Hong Kong plods turn RoboCop with strap-on vid cams

Dead or alive, you're filming with me

Secure remote control for conventional and virtual desktops

Hong Kong police have angered human rights groups and taken one small step to full automation by revealing their intent to trial new portable video camera technology attached to their uniforms to film the public.

A police spokeswoman in the Special Administrative Region of China told AFP the body camera scheme would be in use by the end of the year.

"We are not targeting anyone at any public rallies but of course it could be a useful device for the police to deal with those who disturb public law and order at these rallies,” she added.

Unsurprisingly, civil liberties groups are not happy with the announcement, seeing any possible encroachment on the rights of local citizens by the authorities as a sign of China’s growing interference in their affairs.

"People are afraid of being filmed...They don't know how the footage will be used and how it will be preserved," Hong Kong Alliance vice chair Richard Tsoi claimed.
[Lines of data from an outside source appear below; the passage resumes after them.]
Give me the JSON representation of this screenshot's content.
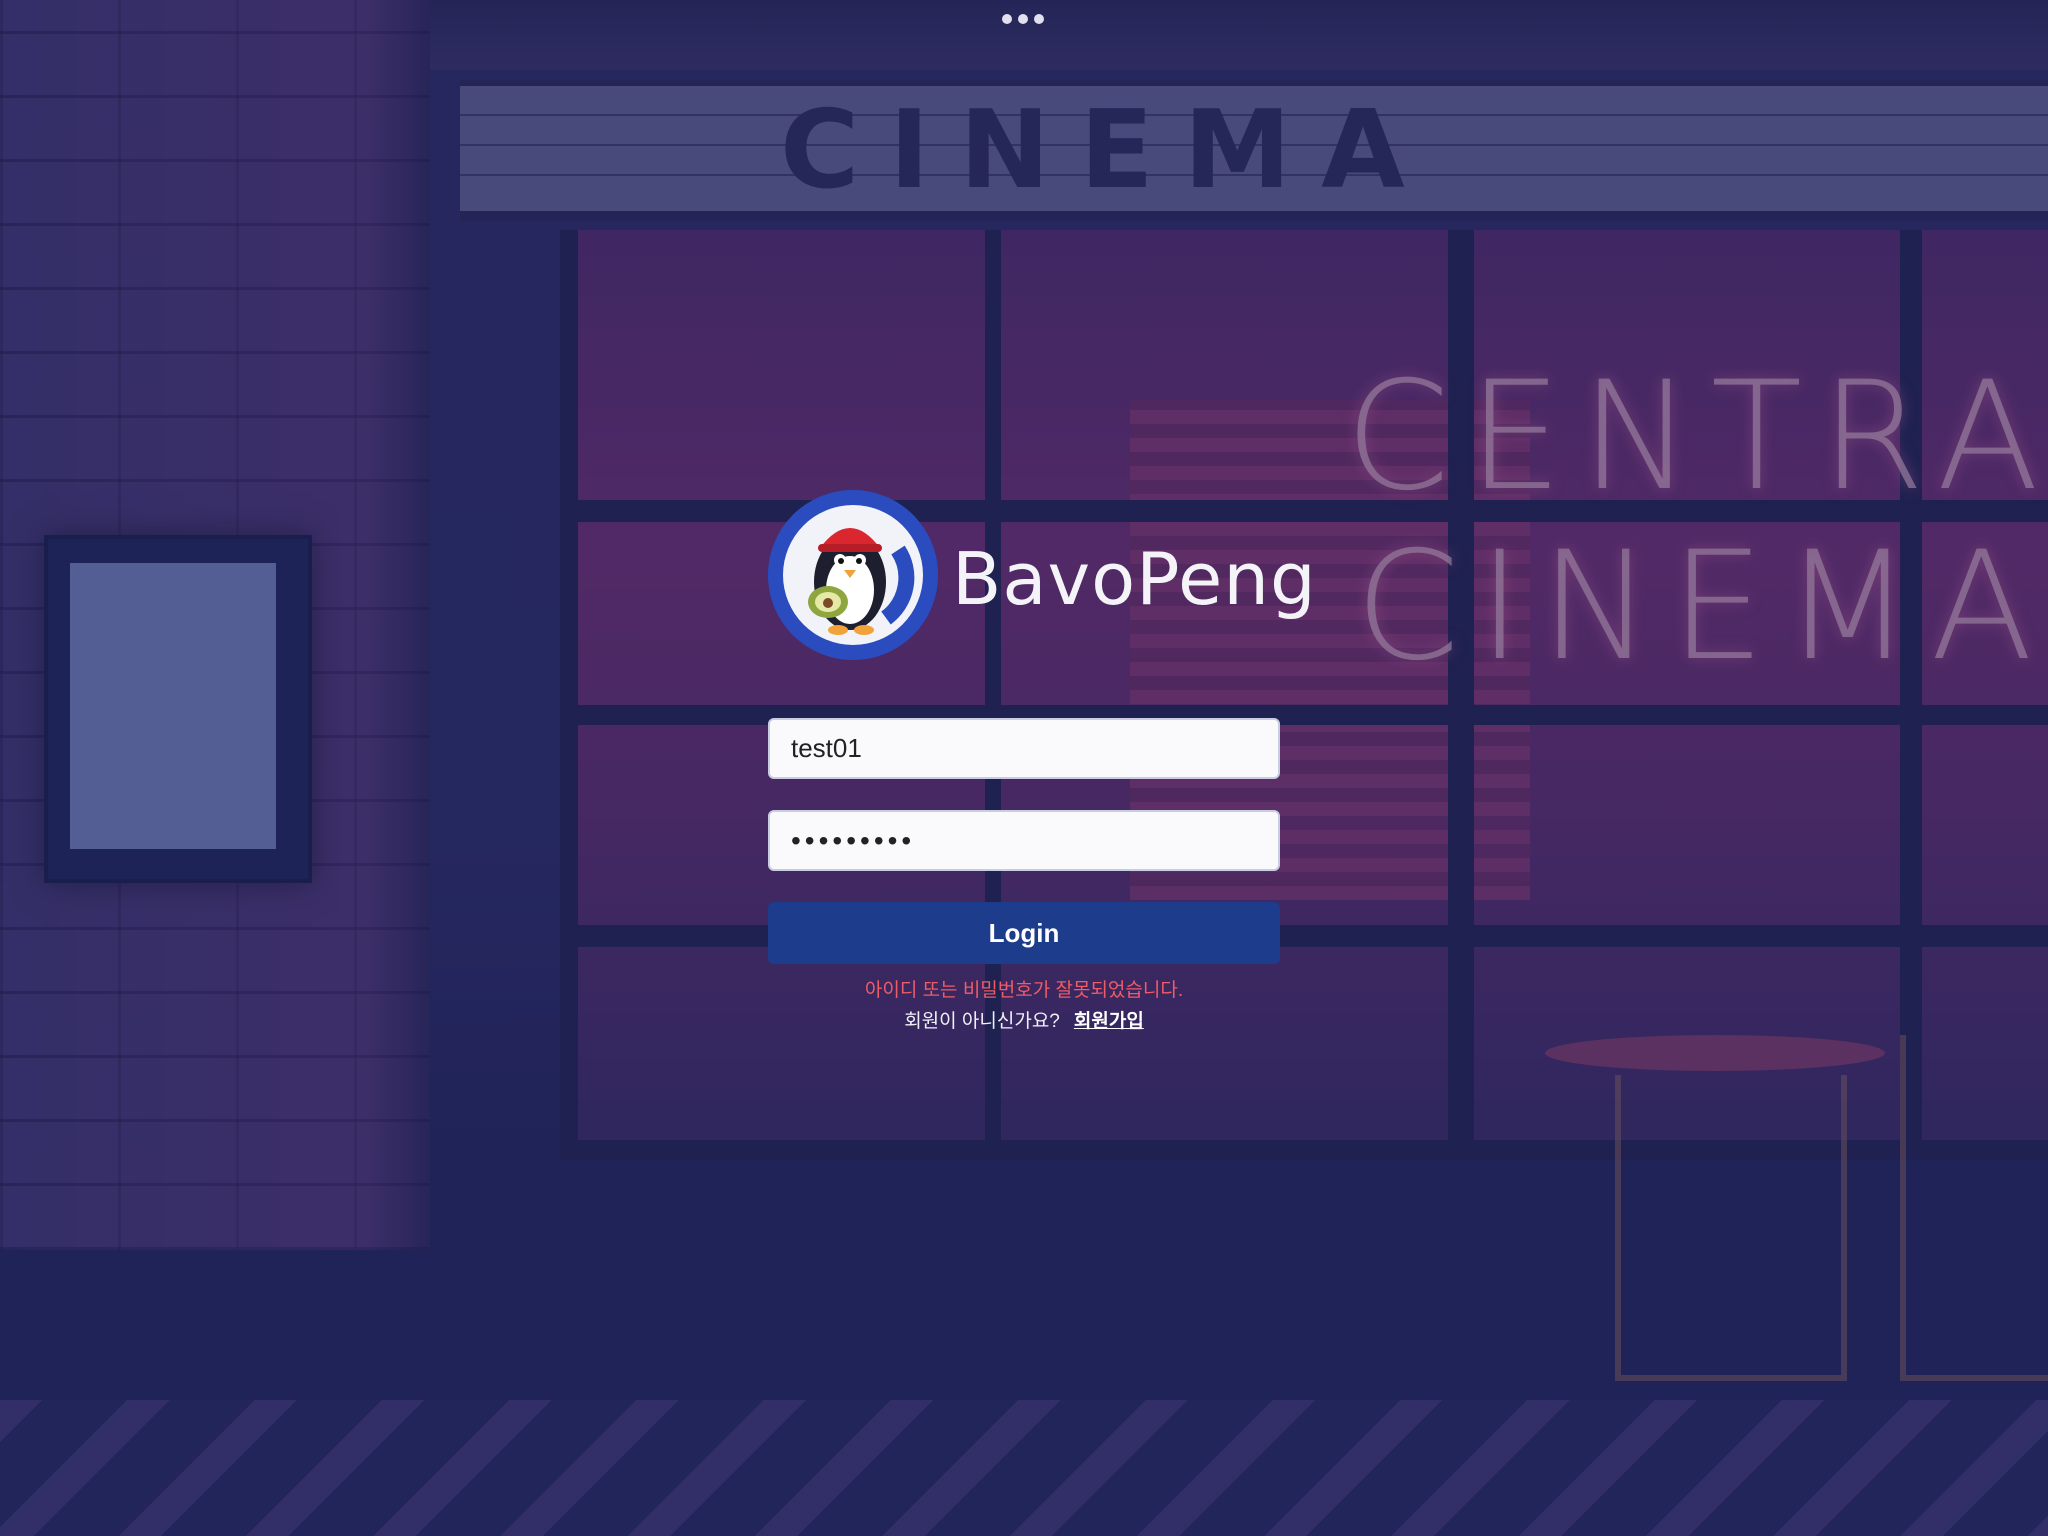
{
  "top_indicator": {
    "icon": "more-dots-icon"
  },
  "brand": {
    "name": "BavoPeng",
    "logo_icon": "penguin-avocado-logo-icon",
    "logo_color": "#2a4cbf"
  },
  "form": {
    "username_value": "test01",
    "password_value": "•••••••••",
    "login_label": "Login",
    "login_color": "#1e3c8c"
  },
  "messages": {
    "error": "아이디 또는 비밀번호가 잘못되었습니다.",
    "error_color": "#ef5b67",
    "signup_prompt": "회원이 아니신가요?",
    "signup_link": "회원가입"
  },
  "background": {
    "marquee_text": "CINEMA",
    "neon_line1": "CENTRAL",
    "neon_line2": "CINEMA"
  }
}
Hong Kong was technically granted a 50 year period starting from its handover by the UK in 1997 when it could enjoy political, economic and legal autonomy from the People’s Republic under a “one country, two systems” rule proposed by former Chinese leader Deng Xiaoping.
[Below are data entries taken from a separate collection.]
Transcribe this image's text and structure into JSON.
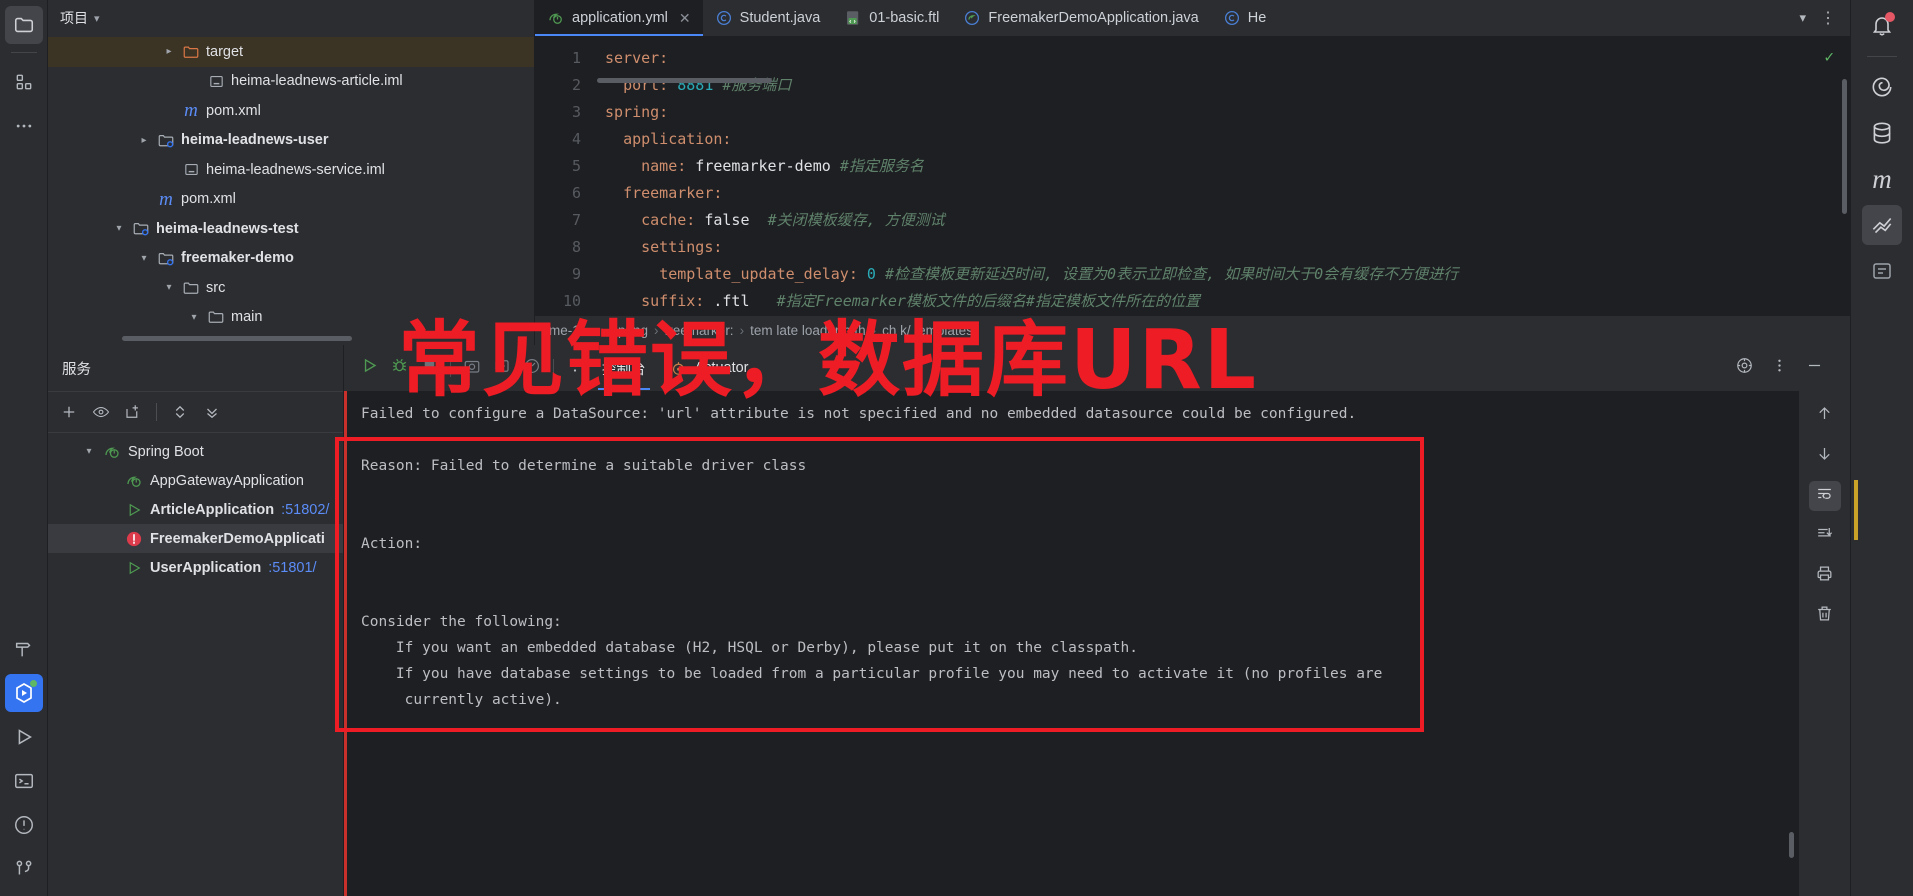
{
  "left_rail": {
    "items": [
      {
        "name": "project-view",
        "icon": "folder-icon",
        "active": true
      },
      {
        "name": "structure-view",
        "icon": "structure-icon",
        "active": false
      },
      {
        "name": "more-tool-windows",
        "icon": "ellipsis-icon",
        "active": false
      }
    ],
    "bottom_items": [
      {
        "name": "build-tool-window",
        "icon": "hammer-icon",
        "active": false
      },
      {
        "name": "services-tool-window",
        "icon": "services-icon",
        "active": true
      },
      {
        "name": "run-tool-window",
        "icon": "play-icon",
        "active": false
      },
      {
        "name": "terminal-tool-window",
        "icon": "terminal-icon",
        "active": false
      },
      {
        "name": "problems-tool-window",
        "icon": "warning-circle-icon",
        "active": false
      },
      {
        "name": "version-control-tool-window",
        "icon": "branch-icon",
        "active": false
      }
    ]
  },
  "project_panel": {
    "title": "项目",
    "tree": [
      {
        "indent": 4,
        "twisty": "right",
        "icon": "folder-orange-icon",
        "label": "target",
        "bold": false,
        "selected": true
      },
      {
        "indent": 5,
        "twisty": "none",
        "icon": "iml-icon",
        "label": "heima-leadnews-article.iml",
        "bold": false,
        "selected": false
      },
      {
        "indent": 4,
        "twisty": "none",
        "icon": "maven-icon",
        "label": "pom.xml",
        "bold": false,
        "selected": false
      },
      {
        "indent": 3,
        "twisty": "right",
        "icon": "module-icon",
        "label": "heima-leadnews-user",
        "bold": true,
        "selected": false
      },
      {
        "indent": 4,
        "twisty": "none",
        "icon": "iml-icon",
        "label": "heima-leadnews-service.iml",
        "bold": false,
        "selected": false
      },
      {
        "indent": 3,
        "twisty": "none",
        "icon": "maven-icon",
        "label": "pom.xml",
        "bold": false,
        "selected": false
      },
      {
        "indent": 2,
        "twisty": "down",
        "icon": "module-icon",
        "label": "heima-leadnews-test",
        "bold": true,
        "selected": false
      },
      {
        "indent": 3,
        "twisty": "down",
        "icon": "module-icon",
        "label": "freemaker-demo",
        "bold": true,
        "selected": false
      },
      {
        "indent": 4,
        "twisty": "down",
        "icon": "folder-icon",
        "label": "src",
        "bold": false,
        "selected": false
      },
      {
        "indent": 5,
        "twisty": "down",
        "icon": "folder-icon",
        "label": "main",
        "bold": false,
        "selected": false
      }
    ]
  },
  "editor": {
    "tabs": [
      {
        "label": "application.yml",
        "icon": "yaml-spring-icon",
        "active": true,
        "closable": true
      },
      {
        "label": "Student.java",
        "icon": "java-class-icon",
        "active": false,
        "closable": false
      },
      {
        "label": "01-basic.ftl",
        "icon": "ftl-file-icon",
        "active": false,
        "closable": false
      },
      {
        "label": "FreemakerDemoApplication.java",
        "icon": "spring-class-icon",
        "active": false,
        "closable": false
      },
      {
        "label": "He",
        "icon": "java-class-icon",
        "active": false,
        "closable": false
      }
    ],
    "tab_overflow_icon": "chevron-down-icon",
    "tab_options_icon": "more-vertical-icon",
    "inspection_status_icon": "checkmark-icon",
    "lines": [
      {
        "n": "1",
        "segments": [
          {
            "t": "server:",
            "c": "k"
          }
        ]
      },
      {
        "n": "2",
        "segments": [
          {
            "t": "  ",
            "c": "str"
          },
          {
            "t": "port:",
            "c": "k"
          },
          {
            "t": " ",
            "c": "str"
          },
          {
            "t": "8881",
            "c": "num"
          },
          {
            "t": " ",
            "c": "str"
          },
          {
            "t": "#服务端口",
            "c": "cm"
          }
        ]
      },
      {
        "n": "3",
        "segments": [
          {
            "t": "spring:",
            "c": "k"
          }
        ]
      },
      {
        "n": "4",
        "segments": [
          {
            "t": "  ",
            "c": "str"
          },
          {
            "t": "application:",
            "c": "k"
          }
        ]
      },
      {
        "n": "5",
        "segments": [
          {
            "t": "    ",
            "c": "str"
          },
          {
            "t": "name:",
            "c": "k"
          },
          {
            "t": " freemarker-demo ",
            "c": "str"
          },
          {
            "t": "#指定服务名",
            "c": "cm"
          }
        ]
      },
      {
        "n": "6",
        "segments": [
          {
            "t": "  ",
            "c": "str"
          },
          {
            "t": "freemarker:",
            "c": "k"
          }
        ]
      },
      {
        "n": "7",
        "segments": [
          {
            "t": "    ",
            "c": "str"
          },
          {
            "t": "cache:",
            "c": "k"
          },
          {
            "t": " false  ",
            "c": "str"
          },
          {
            "t": "#关闭模板缓存, 方便测试",
            "c": "cm"
          }
        ]
      },
      {
        "n": "8",
        "segments": [
          {
            "t": "    ",
            "c": "str"
          },
          {
            "t": "settings:",
            "c": "k"
          }
        ]
      },
      {
        "n": "9",
        "segments": [
          {
            "t": "      ",
            "c": "str"
          },
          {
            "t": "template_update_delay:",
            "c": "k"
          },
          {
            "t": " ",
            "c": "str"
          },
          {
            "t": "0",
            "c": "num"
          },
          {
            "t": " ",
            "c": "str"
          },
          {
            "t": "#检查模板更新延迟时间, 设置为0表示立即检查, 如果时间大于0会有缓存不方便进行",
            "c": "cm"
          }
        ]
      },
      {
        "n": "10",
        "segments": [
          {
            "t": "    ",
            "c": "str"
          },
          {
            "t": "suffix:",
            "c": "k"
          },
          {
            "t": " .ftl   ",
            "c": "str"
          },
          {
            "t": "#指定Freemarker模板文件的后缀名#指定模板文件所在的位置",
            "c": "cm"
          }
        ]
      }
    ],
    "breadcrumb": [
      "me-1/...",
      "spring",
      "freemarker:",
      "tem late loader p th",
      "ch k/ templates"
    ]
  },
  "services": {
    "title": "服务",
    "toolbar_icons": [
      "add-service-icon",
      "show-icon",
      "add-tab-icon",
      "expand-collapse-icon",
      "close-all-icon"
    ],
    "tree": [
      {
        "indent": 1,
        "twisty": "down",
        "icon": "spring-boot-icon",
        "label": "Spring Boot",
        "port": "",
        "bold": false,
        "selected": false,
        "status": "none"
      },
      {
        "indent": 2,
        "twisty": "none",
        "icon": "spring-boot-icon",
        "label": "AppGatewayApplication",
        "port": "",
        "bold": false,
        "selected": false,
        "status": "none"
      },
      {
        "indent": 2,
        "twisty": "none",
        "icon": "run-icon",
        "label": "ArticleApplication",
        "port": ":51802/",
        "bold": true,
        "selected": false,
        "status": "running"
      },
      {
        "indent": 2,
        "twisty": "none",
        "icon": "error-icon",
        "label": "FreemakerDemoApplicati",
        "port": "",
        "bold": true,
        "selected": true,
        "status": "error"
      },
      {
        "indent": 2,
        "twisty": "none",
        "icon": "run-icon",
        "label": "UserApplication",
        "port": ":51801/",
        "bold": true,
        "selected": false,
        "status": "running"
      }
    ]
  },
  "run_toolbar": {
    "buttons": [
      {
        "name": "rerun-button",
        "icon": "play-green-icon"
      },
      {
        "name": "debug-button",
        "icon": "bug-green-icon"
      },
      {
        "name": "stop-button",
        "icon": "stop-icon"
      },
      {
        "name": "screenshot-button",
        "icon": "camera-icon"
      },
      {
        "name": "thread-dump-button",
        "icon": "dump-icon"
      },
      {
        "name": "profiler-button",
        "icon": "gauge-icon"
      },
      {
        "name": "more-button",
        "icon": "more-vertical-icon"
      }
    ],
    "tabs": [
      {
        "label": "控制台",
        "icon": "",
        "active": true
      },
      {
        "label": "Actuator",
        "icon": "actuator-icon",
        "active": false
      }
    ]
  },
  "console": {
    "lines": [
      "Failed to configure a DataSource: 'url' attribute is not specified and no embedded datasource could be configured.",
      "",
      "Reason: Failed to determine a suitable driver class",
      "",
      "",
      "Action:",
      "",
      "",
      "Consider the following:",
      "    If you want an embedded database (H2, HSQL or Derby), please put it on the classpath.",
      "    If you have database settings to be loaded from a particular profile you may need to activate it (no profiles are",
      "     currently active)."
    ],
    "side_tools": [
      {
        "name": "scroll-up-button",
        "icon": "arrow-up-icon",
        "active": false
      },
      {
        "name": "scroll-down-button",
        "icon": "arrow-down-icon",
        "active": false
      },
      {
        "name": "soft-wrap-button",
        "icon": "soft-wrap-icon",
        "active": true
      },
      {
        "name": "scroll-to-end-button",
        "icon": "scroll-end-icon",
        "active": false
      },
      {
        "name": "print-button",
        "icon": "printer-icon",
        "active": false
      },
      {
        "name": "clear-all-button",
        "icon": "trash-icon",
        "active": false
      }
    ]
  },
  "annotation": {
    "title": "常见错误，数据库URL",
    "color": "#ee1c25"
  },
  "right_rail": {
    "items": [
      {
        "name": "notifications",
        "icon": "bell-icon",
        "active": false,
        "badge": true
      },
      {
        "name": "spring-tool",
        "icon": "spiral-icon",
        "active": false,
        "badge": false
      },
      {
        "name": "database-tool",
        "icon": "database-icon",
        "active": false,
        "badge": false
      },
      {
        "name": "maven-tool",
        "icon": "maven-m-icon",
        "active": false,
        "badge": false
      },
      {
        "name": "gradle-tool",
        "icon": "gradle-icon",
        "active": true,
        "badge": false
      },
      {
        "name": "ai-assistant",
        "icon": "assistant-icon",
        "active": false,
        "badge": false
      }
    ]
  },
  "window_controls": {
    "settings_icon": "gear-icon",
    "more_icon": "more-vertical-icon",
    "minimize_icon": "minimize-icon"
  }
}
However, there have been notable incidents recently to make the locals feel a little twitchy when it comes to human rights in the former colony.

One journalist was bundled into a police van after daring to ask a question of Chinese Premier Hu Jintao about the Tiananmen Square massacre during a recent visit and protesters were pepper sprayed by police, as new CEO of the region CY Leung was sworn in.

Leung himself, who was not directly elected by the people, has been tarnished by claims from his opponents that he had previously recommended the use of riot police and tear gas to quell pro-democracy protests in 2003.

Body cameras are becoming an increasingly common sight on the uniforms of police officers, traffic wardens and council workers in the UK too.

Firms such as RevealMedia, Edesix and Pinaccle Response all claim to produce kit for regional UK coppers. ®

Secure remote control for conventional and virtual desktops

More from The Register

next story
Britain's housing crisis: What are we going to do about it?
Rent control: Better than bombs at destroying housing
'Stop dissing Google or quit': OK, I quit, says Code Club co-founder
And now a message from our sponsors: 'STFU or else'
Top beak: UK privacy law may be reconsidered because of social media
Rise of Twitter etc creates 'enormous challenges'
Ex US cybersecurity czar guilty in child sex abuse website case
Health and Human Services IT security chief headed online to share vile images
Uber, Lyft and cutting corners: The true face of the Sharing Economy
Casual labour and tired ideas = not really web-tastic
The police are WRONG: Watching YouTube videos is NOT illegal
And our man Corfield is pretty bloody cross about it
We need less U.S. in our WWW – Euro digital chief Steelie Neelie
EC moves to shift status quo at Internet Governance Forum
prev story

Whitepapers

5 things you didn’t know about cloud backup
IT departments are embracing cloud backup, but there’s a lot you need to know before choosing a service provider. Learn all the critical things you need to know.
Implementing global e-invoicing with guaranteed legal certainty
Explaining the role local tax compliance plays in successful supply chain management and e-business and how leading global brands are addressing this.
Backing up Big Data
Solving backup challenges and “protect everything from everywhere,” as we move into the era of big data management and the adoption of BYOD.
Consolidation: The Foundation for IT Business Transformation
In this whitepaper learn how effective consolidation of IT and business resources can enable multiple, meaningful business benefits.
High Performance for All
While HPC is not new, it has traditionally been seen as a specialist area – is it now geared up to meet more mainstream requirements?